Elephants Endangered Species Facts
There are two major types of elephants in the world, namely...
There are two major types of elephants in the world, namely, African and Asian. Both of these are facing the danger of extinction as the ivory hunters are posing serious threat to the very existence of the largest mammals on earth.
These are also known as Indian elephants and are now considered to be endangered as almost half of their population has declined in the past six or seven decades. Presently, less than 50,000 mature individuals have been reported living in the wild habitat and nearly 15,000 in captivity in the zoos. Approximately 50% of these live in India alone, while the remaining population is dispersed across various other nations of Asia. Based on the slight morphological differences, they are further divided into three types or subspecies, namely, Sri Lankan, Indian and Sumatran.
They live in Southern, Eastern and Western parts of the African continent and are different from their Asian counterparts. However, they are further recognizable into two species, namely, African Forest Elephants and African Bush Elephants both of which are classified in the genus Loxodonta. In the previous some decades, their population has been declining drastically as in the decade of 1980s, out of the population of 1.3 million about 700,000 individuals were put to death by the poachers. However, they have not been included in the list of endangered animals by the IUCN (International Union for Conservation of Nature).
Threats to Elephants
Both Asian as well as African elephants are facing different types of threats to their protection, survival and the propagation of generation. The major kinds of threats are being posed by the anti-nature activities of humans, such as deforestation, and poaching.
Threats to Indian/Asian Elephants
Owing to a number of contributing factors, the Indian species of elephants are being rapidly dragged towards extinction. The dominant causes include deforestation, poaching and human-elephant conflict. People are clearing forests and destroying their habitat for their one-sided gains, such as agricultural utilization and the establishment of human settlements.
Expanding population always requires more agricultural land to meet the food needs of the human beings.
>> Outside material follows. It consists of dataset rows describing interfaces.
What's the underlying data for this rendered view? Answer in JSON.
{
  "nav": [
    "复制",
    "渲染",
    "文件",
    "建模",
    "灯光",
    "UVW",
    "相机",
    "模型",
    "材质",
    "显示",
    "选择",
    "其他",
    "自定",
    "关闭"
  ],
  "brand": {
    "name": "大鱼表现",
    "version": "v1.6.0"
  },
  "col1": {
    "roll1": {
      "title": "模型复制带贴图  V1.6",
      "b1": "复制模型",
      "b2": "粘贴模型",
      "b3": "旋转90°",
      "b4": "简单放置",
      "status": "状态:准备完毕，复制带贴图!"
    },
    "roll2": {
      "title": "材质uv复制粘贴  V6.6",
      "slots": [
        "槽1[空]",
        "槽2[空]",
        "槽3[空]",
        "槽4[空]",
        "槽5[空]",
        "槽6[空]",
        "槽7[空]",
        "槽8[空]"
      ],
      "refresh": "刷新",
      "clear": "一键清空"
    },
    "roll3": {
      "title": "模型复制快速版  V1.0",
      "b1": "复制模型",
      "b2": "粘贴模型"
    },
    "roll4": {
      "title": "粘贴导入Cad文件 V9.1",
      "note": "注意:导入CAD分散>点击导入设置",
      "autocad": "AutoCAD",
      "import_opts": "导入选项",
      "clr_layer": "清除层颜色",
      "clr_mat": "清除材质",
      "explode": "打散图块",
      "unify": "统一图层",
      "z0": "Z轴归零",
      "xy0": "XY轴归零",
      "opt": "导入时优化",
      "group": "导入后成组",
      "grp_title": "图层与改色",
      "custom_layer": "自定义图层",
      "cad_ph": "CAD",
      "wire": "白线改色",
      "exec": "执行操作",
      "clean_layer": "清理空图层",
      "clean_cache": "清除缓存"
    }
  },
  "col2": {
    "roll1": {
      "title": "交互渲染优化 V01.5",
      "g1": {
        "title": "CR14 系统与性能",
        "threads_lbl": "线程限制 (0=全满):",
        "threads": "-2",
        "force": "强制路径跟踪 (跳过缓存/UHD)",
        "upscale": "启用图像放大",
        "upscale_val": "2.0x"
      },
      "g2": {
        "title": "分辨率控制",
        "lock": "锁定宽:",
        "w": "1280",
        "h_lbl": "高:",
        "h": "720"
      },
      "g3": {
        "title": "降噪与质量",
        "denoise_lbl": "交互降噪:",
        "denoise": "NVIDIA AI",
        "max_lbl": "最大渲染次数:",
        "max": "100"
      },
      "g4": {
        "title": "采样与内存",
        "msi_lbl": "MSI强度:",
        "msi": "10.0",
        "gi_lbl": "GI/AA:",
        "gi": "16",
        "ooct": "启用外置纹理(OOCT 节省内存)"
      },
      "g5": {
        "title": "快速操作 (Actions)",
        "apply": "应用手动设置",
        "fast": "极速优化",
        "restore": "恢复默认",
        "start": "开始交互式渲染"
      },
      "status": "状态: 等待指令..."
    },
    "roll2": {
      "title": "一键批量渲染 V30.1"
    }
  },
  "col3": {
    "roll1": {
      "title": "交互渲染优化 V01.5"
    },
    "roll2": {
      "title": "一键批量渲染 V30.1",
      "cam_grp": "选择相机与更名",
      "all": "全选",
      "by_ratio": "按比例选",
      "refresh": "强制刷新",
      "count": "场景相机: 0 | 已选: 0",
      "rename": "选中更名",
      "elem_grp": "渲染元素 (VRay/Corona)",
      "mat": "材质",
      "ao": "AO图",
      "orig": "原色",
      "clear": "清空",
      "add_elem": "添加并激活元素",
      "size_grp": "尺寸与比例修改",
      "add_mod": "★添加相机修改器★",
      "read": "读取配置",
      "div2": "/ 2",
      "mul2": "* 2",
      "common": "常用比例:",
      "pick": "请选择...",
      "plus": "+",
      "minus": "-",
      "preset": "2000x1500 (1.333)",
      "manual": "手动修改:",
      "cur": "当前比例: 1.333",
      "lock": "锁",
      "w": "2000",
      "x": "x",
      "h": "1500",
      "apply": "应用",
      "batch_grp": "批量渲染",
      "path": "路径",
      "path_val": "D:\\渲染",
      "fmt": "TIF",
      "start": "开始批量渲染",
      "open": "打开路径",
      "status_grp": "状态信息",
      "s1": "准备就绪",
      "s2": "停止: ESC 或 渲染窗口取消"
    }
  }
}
For this end, local governments are wiping out the forests so that the land may be utilized for harvesting more and more food crops. This is a cause of destruction of the natural habitats of elephants and other endangered species. However, the poaching of Indian elephants is not as common as that of African species.
Threats to African Elephants
The primary and most devastating threat to both African bush & African forest elephants is that of poaching which is done especially for the sake of ivory. Ivory is used for making different articles of immense beauty and value; therefore, the hunters kill them to obtain this precious part of their body. Particularly owing to global warming, the rapidly changing atmosphere is creating some problems for the survival of these already dwindling organisms.
Endangered Elephants Facts
- In the past there were many species of elephants, which lived over most of the world except Australia. Some were much bigger than the elephants of today, but they are now extinct. As a result of hunting for ivory, poaching and exploitation of the elephants’ natural habitation, there are far fewer elephants today than they were just 20 years back. Many people are of the point of view that it is not possible for such large and demanding animals to survive and flourish in a world of expanding human populations.
- In the biological system of naming organisms, African and Asian Elephants are termed as Loxodonta africana and Elephas maximus, respectively, where the former part of their name refers to their particular genera and the latter denotes species.
- Three subspecies of Asian elephants and two of African elephants have been recognized that have different geographical distribution and distinct physical characteristics.
- Do you know the name of the largest terrestrial animals that are found in the world of today? They are not other than the male African elephants that measure as heavy as 7,000 kg in weight and reach up to the height of 4 meters or 13 feet!
- In the wild, the lifespan of African elephants is shorter than that of their Asian counterparts as the former live for just 60 years, while the latter reach the maximum age of 75.
- Though the brain size of whales is larger than that of any other creature on the planet earth, concerning the brain-to-body ratio, elephant take the lead.
- It is surprising to note that when a fetus, in the womb of a female elephant, grows up to the mass of 5 kg, its brain size measures larger than that of any other terrestrial animal. What will be its brain size in comparison to that of humans when it is born with the body mass of 100 kg?
- In the life history of humans, the teeth are replaced only once, while these animals have been found to replace their teeth for as many as six times!
- Elephants exhibit a high degree of intelligence and are considered as one of the most intelligent species in the world, as their highly convoluted neocortex is shared by dolphins, apes and humans.
- They show a number of startling behaviors that are quite similar to those of humans, such as a sense of humor, play, self-awareness, memory, art, altruism, grief, joy and the use of tools.